PRIME Minister Justin Trudeau on Tuesday announced that the Administrator of the Government of Canada has appointed Bernadette Clement, Hassan Yussuff, and James Quinn as independent Senators to fill vacancies for Ontario and New Brunswick.
Clement is a lawyer, the Executive Director of the Roy McMurtry Legal Clinic, and current Mayor of Cornwall, who has devoted much of her life to the betterment of the city. Through various professional and volunteer leadership roles, she has served many members of her community, including newcomers, women fleeing violence, and people with developmental disabilities. She is also a tireless advocate for injured workers, and the first Black woman to serve as mayor in Ontario.
Yussuff is one of Canada’s most experienced labour leaders, and the first person of colour to lead Canada’s union movement. He recently concluded his second term as the President of the Canadian Labour Congress. He is also the past President of the Trade Union Confederation of the Americas, an international organization that represents more than 55 million workers in 21 countries. Yussuff has received numerous leadership awards, as well as honorary doctorates from two universities.
Quinn is a certified public and management accountant, and the current President and Chief Executive Officer of the Saint John Port Authority. He previously led an extensive and distinguished career in the public service, including as the Chief Financial Officer at the Canadian International Development Agency. He is the Honorary Lieutenant-Colonel for the 3rd Field Artillery Regiment (The Loyal Company), 5th Canadian Division. Mr. Quinn has received several awards for his financial leadership – most notably the inaugural Award of Excellence for Comptrollership in the Public Sector.
These individuals were recommended by the Independent Advisory Board for Senate Appointments, and chosen using the merit-based process open to all Canadians. This process ensures Senators are independent, reflect Canada’s diversity, and are able to tackle the broad range of challenges and opportunities facing the country.
Trudeau said: “Ms. Clement, Mr. Yussuff, and Mr. Quinn are exemplary public servants and community leaders who have dedicated their careers to making a difference in the lives of others. I look forward to working with them, and all Senators, as we continue to fight the global COVID-19 pandemic, take steps toward our recovery, and build back a more resilient and inclusive Canada for everyone.”
- There have been 55 independent appointments to the Senate made on the advice of Prime Minister Justin Trudeau.
- Under the Canadian Constitution, the Governor General appoints individuals to the Senate. Until the next Governor General is installed, Richard Wagner is fulfilling the role and responsibilities of the Governor General as the Administrator of the Government of Canada, including summoning individuals to the Senate.
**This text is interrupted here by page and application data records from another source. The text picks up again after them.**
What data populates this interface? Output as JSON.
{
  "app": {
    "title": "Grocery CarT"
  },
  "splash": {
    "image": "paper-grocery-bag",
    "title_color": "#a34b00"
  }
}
- By convention, Senators are appointed on the advice of the Prime Minister.
- In 2016, the selection process for Senators was opened to all Canadians. Candidate submissions are reviewed by the Independent Advisory Board for Senate Appointments, which provides recommendations to the Prime Minister.
- The Board is guided by merit-based criteria to identify highly qualified candidates.
- Once appointed by the Governor General or the Administrator, new Senators join their peers to examine and revise legislation, investigate national issues, and represent regional, provincial or territorial, and minority interests – important functions in a modern democracy.
- The Senate is the Upper House in Canada’s parliamentary democracy. It unites a diverse group of accomplished Canadians in service of their country. Created to counterbalance representation by population in the House of Commons, the Senate has evolved from defending regional interests to creating space for the voices of historically underrepresented groups like Indigenous peoples, racialized communities, and women.